Martha Hall Findlay forcefully defended her proposal to end supply management of dairy and poultry, whereby farmers are awarded production quotas by marketing boards. Through the supply management system, which was once meant to stabilize an unstable industry, imports of similar products are also severely limited by high tariffs, driving up the price of these products domestically for average Canadian consumers.
Hall Findlay, who supports the Trans-Pacific Partnership free trade deal currently in the works by the Harper Conservatives, argues the federal government should willingly give up supply management as a concession in the trade agreement.
Similarly, in the aftermath of the China National Offshore Oil Corporation’s (CNOOC) successful takeover of Calgary oil company Nexen, a discussion of foreign ownership - particularly as it pertains to the oil sands - was the focus of several question and answer sessions with Locke.
The primary consensus reached among the candidates was the need for further clarity on what constitutes net benefit, a key determinant in approving a bid for the foreign takeover of a Canadian company.
3. Justice issues still main focal point of Liberal opposition
The Conservatives’ “tough on crime” approach was the subject of significant disdain by several of the leadership candidates, all of whom decried mandatory minimum sentences in particular as a legislative mechanism that strips judges of their professional discretion and fills Canadian prisons with costly new inmates.
Justin Trudeau and Martha Hall Findlay argued that preventative measures, from investments in community policing to social programs aimed at reducing gang violence, must take precedent over punitive sentencing.

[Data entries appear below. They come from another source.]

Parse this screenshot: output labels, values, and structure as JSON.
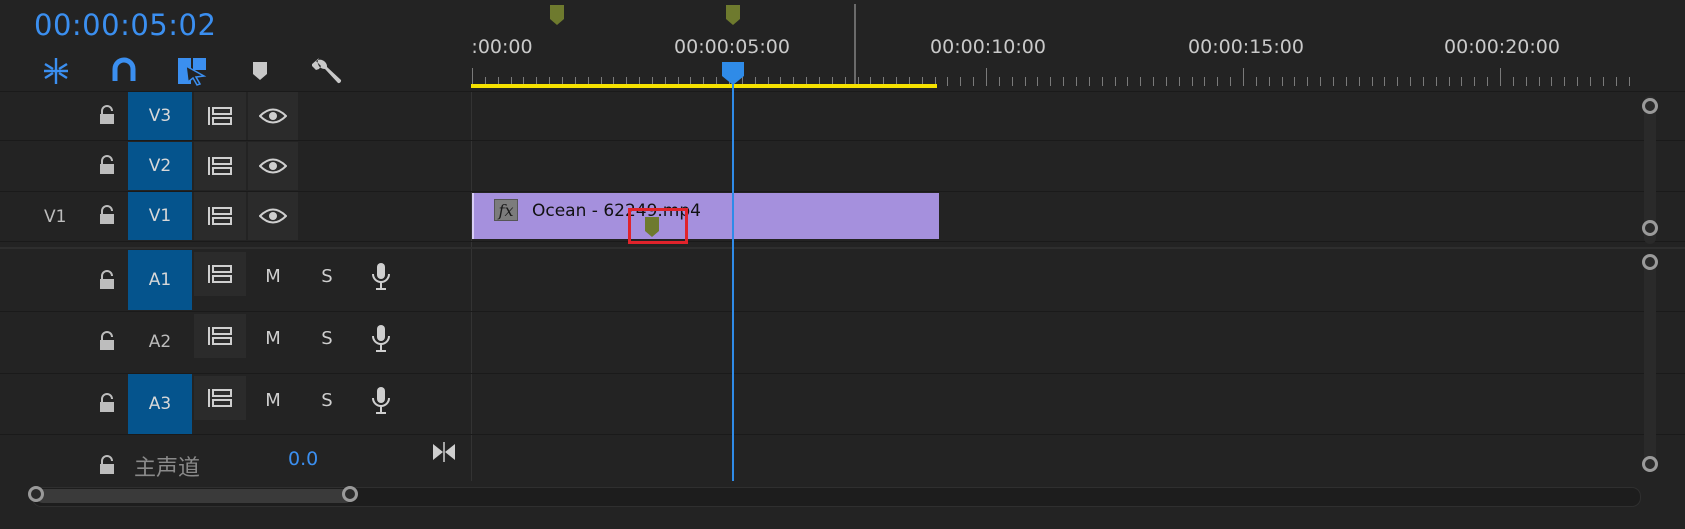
{
  "header": {
    "timecode": "00:00:05:02",
    "tools": [
      {
        "name": "insert-overwrite-sequences-icon"
      },
      {
        "name": "snap-icon"
      },
      {
        "name": "linked-selection-icon"
      },
      {
        "name": "add-marker-icon"
      },
      {
        "name": "timeline-settings-icon"
      }
    ]
  },
  "ruler": {
    "labels": [
      ":00:00",
      "00:00:05:00",
      "00:00:10:00",
      "00:00:15:00",
      "00:00:20:00"
    ]
  },
  "tracks": {
    "video": [
      {
        "target": "V3",
        "source": "",
        "target_on": true
      },
      {
        "target": "V2",
        "source": "",
        "target_on": true
      },
      {
        "target": "V1",
        "source": "V1",
        "target_on": true
      }
    ],
    "audio": [
      {
        "target": "A1",
        "target_on": true,
        "mute": "M",
        "solo": "S"
      },
      {
        "target": "A2",
        "target_on": false,
        "mute": "M",
        "solo": "S"
      },
      {
        "target": "A3",
        "target_on": true,
        "mute": "M",
        "solo": "S"
      }
    ],
    "master": {
      "label": "主声道",
      "value": "0.0"
    }
  },
  "clip": {
    "fx": "fx",
    "name": "Ocean - 62249.mp4"
  },
  "colors": {
    "accent": "#3b8ff0",
    "track_target": "#05548d",
    "clip": "#a590dd",
    "work_area": "#f5e100",
    "marker": "#6e7a2e",
    "highlight": "#e0232b"
  }
}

Hall Findlay, addressing the Conservative notion of victim’s rights said “the most important victims right is to never become a victim.” She also chided her party for voting in favour of several Conservative crime measures out of fear of appearing soft on criminals.
For his part, former justice minister and leadership candidate Martin Cauchon invoked CyberTip - a program he helped spearhead - as a successful federal initiative that has measurably reduced the online sexual exploitation of children. Such a community approach, he argued, can be replicated to address other facets of crime in our digital world.
Published in Volume 67, Number 19 of The Uniter (February 7, 2013)